[Collection entries]
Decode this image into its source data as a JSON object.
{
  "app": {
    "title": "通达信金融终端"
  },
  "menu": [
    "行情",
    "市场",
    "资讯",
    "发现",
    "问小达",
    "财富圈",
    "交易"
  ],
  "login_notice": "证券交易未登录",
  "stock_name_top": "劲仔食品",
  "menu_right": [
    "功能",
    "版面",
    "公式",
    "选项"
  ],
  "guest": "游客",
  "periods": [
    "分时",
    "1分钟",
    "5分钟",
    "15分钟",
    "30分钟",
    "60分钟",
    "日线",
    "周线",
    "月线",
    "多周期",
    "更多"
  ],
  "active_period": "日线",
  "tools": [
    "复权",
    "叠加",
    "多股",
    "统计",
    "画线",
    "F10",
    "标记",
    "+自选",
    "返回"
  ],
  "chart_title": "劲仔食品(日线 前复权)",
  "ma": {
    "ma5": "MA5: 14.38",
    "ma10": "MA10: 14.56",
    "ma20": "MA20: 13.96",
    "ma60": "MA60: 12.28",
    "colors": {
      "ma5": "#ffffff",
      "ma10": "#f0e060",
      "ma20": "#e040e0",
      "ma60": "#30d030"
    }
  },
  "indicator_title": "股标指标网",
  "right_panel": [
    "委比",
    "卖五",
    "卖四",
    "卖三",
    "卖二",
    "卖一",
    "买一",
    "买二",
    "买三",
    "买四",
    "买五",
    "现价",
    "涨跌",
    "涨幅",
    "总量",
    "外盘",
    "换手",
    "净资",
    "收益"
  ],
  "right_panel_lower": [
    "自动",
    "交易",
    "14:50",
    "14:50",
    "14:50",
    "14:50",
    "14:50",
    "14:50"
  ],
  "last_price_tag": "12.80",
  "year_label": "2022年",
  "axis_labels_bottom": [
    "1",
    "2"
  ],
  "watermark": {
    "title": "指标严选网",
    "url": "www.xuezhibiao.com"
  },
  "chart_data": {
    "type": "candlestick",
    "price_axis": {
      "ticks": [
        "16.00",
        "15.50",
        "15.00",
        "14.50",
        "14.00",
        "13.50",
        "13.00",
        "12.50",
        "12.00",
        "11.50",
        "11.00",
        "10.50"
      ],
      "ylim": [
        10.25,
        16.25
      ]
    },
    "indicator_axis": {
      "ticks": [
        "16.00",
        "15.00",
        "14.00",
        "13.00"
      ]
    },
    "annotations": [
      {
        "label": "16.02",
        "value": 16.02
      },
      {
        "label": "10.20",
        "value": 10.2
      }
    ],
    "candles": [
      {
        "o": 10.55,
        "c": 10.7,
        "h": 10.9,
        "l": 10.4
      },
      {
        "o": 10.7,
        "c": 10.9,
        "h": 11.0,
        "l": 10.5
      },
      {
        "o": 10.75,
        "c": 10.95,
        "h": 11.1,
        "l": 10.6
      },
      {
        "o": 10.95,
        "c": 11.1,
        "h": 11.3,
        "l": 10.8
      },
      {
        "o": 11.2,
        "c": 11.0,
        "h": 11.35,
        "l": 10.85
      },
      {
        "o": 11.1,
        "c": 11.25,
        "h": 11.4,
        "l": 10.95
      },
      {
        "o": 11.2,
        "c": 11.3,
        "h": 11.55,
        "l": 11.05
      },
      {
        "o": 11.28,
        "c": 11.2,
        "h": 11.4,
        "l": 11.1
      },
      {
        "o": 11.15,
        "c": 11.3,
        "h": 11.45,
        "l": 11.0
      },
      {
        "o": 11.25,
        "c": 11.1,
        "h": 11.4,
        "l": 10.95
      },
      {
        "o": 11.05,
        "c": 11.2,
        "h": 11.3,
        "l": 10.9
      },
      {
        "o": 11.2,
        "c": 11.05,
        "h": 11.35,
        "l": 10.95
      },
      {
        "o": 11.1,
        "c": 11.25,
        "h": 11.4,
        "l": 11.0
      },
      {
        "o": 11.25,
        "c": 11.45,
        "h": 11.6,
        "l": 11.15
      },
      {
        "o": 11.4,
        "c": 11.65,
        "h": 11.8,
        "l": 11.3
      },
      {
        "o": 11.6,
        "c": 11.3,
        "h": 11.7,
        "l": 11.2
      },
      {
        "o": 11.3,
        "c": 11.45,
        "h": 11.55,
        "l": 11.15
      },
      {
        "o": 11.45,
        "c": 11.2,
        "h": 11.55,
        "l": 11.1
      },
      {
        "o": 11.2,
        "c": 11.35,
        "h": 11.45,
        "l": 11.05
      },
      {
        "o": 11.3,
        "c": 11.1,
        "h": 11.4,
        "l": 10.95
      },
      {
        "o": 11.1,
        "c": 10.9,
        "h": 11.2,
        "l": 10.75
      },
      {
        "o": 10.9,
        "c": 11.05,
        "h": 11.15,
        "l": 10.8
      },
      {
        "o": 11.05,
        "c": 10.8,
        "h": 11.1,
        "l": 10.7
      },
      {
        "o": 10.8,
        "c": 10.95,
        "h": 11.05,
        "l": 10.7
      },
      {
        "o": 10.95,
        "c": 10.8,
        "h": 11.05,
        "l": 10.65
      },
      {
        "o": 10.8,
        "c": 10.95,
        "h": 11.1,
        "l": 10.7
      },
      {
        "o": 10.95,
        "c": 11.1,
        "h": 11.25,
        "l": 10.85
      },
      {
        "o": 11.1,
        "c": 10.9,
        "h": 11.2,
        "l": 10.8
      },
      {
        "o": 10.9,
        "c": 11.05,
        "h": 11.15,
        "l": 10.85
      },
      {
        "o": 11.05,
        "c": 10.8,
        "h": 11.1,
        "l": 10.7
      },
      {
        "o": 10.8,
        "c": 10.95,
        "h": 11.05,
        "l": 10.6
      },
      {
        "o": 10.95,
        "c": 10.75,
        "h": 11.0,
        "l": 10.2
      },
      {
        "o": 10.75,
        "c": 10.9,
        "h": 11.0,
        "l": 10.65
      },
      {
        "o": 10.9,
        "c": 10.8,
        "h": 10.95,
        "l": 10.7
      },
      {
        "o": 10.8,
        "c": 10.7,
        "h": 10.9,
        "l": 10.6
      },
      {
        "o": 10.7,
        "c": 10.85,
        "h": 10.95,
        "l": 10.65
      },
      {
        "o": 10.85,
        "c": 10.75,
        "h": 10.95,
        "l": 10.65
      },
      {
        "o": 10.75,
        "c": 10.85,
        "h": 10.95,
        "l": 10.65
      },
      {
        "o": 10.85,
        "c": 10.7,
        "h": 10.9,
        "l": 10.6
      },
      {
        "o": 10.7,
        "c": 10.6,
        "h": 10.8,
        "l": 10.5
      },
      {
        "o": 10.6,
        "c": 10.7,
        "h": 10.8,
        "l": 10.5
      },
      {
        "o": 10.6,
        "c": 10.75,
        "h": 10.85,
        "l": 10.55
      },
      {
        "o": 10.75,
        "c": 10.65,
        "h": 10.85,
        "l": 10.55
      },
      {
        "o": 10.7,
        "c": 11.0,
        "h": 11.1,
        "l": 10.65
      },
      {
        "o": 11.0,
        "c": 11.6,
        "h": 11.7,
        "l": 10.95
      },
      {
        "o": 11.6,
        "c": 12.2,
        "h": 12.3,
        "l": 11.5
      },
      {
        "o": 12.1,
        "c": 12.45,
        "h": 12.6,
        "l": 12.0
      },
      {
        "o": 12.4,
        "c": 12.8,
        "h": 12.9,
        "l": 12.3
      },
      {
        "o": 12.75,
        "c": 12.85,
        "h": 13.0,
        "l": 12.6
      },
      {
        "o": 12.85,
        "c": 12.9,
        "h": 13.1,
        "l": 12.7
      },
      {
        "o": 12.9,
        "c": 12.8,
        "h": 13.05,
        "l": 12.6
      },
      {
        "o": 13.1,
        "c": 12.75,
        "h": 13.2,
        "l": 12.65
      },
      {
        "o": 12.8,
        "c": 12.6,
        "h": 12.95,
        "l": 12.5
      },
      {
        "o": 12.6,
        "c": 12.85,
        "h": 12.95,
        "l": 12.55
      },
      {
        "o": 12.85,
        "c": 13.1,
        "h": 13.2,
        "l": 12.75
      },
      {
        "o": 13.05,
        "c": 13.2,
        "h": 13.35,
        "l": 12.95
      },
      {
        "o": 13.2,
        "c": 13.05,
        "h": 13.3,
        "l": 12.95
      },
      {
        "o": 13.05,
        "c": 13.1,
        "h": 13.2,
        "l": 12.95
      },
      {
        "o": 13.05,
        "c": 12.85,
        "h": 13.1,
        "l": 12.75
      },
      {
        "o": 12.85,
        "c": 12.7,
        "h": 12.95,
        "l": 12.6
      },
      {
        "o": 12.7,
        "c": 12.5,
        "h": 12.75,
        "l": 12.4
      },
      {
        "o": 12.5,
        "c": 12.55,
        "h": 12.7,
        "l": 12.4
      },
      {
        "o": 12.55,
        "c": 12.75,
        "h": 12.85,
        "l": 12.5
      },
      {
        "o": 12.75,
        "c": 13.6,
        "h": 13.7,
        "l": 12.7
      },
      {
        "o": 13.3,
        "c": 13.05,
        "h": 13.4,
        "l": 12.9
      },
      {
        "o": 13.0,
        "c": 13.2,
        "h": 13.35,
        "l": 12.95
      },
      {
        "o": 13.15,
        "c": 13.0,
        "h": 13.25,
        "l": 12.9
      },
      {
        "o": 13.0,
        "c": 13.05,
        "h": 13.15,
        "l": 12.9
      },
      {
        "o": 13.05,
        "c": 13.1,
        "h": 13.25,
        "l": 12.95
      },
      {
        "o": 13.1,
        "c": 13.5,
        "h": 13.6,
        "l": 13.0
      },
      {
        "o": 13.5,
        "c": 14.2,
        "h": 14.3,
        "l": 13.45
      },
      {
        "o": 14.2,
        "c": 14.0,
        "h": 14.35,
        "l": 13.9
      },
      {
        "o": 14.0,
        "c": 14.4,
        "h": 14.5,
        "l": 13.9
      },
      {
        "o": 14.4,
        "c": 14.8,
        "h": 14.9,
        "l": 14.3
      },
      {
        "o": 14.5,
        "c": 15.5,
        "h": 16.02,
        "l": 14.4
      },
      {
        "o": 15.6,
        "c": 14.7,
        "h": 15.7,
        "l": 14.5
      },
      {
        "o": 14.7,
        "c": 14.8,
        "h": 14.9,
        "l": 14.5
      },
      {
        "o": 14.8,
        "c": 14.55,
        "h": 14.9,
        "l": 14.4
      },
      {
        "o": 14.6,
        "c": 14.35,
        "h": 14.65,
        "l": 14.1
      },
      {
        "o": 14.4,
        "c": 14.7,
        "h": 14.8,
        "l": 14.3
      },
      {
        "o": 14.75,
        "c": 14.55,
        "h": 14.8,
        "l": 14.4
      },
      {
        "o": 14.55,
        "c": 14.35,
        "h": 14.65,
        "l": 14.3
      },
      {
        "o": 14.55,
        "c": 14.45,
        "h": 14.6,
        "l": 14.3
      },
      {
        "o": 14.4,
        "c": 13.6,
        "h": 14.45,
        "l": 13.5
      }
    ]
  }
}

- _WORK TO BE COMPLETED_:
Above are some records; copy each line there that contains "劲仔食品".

- _REPLY_:
  "stock_name_top": "劲仔食品",
  "chart_title": "劲仔食品(日线 前复权)",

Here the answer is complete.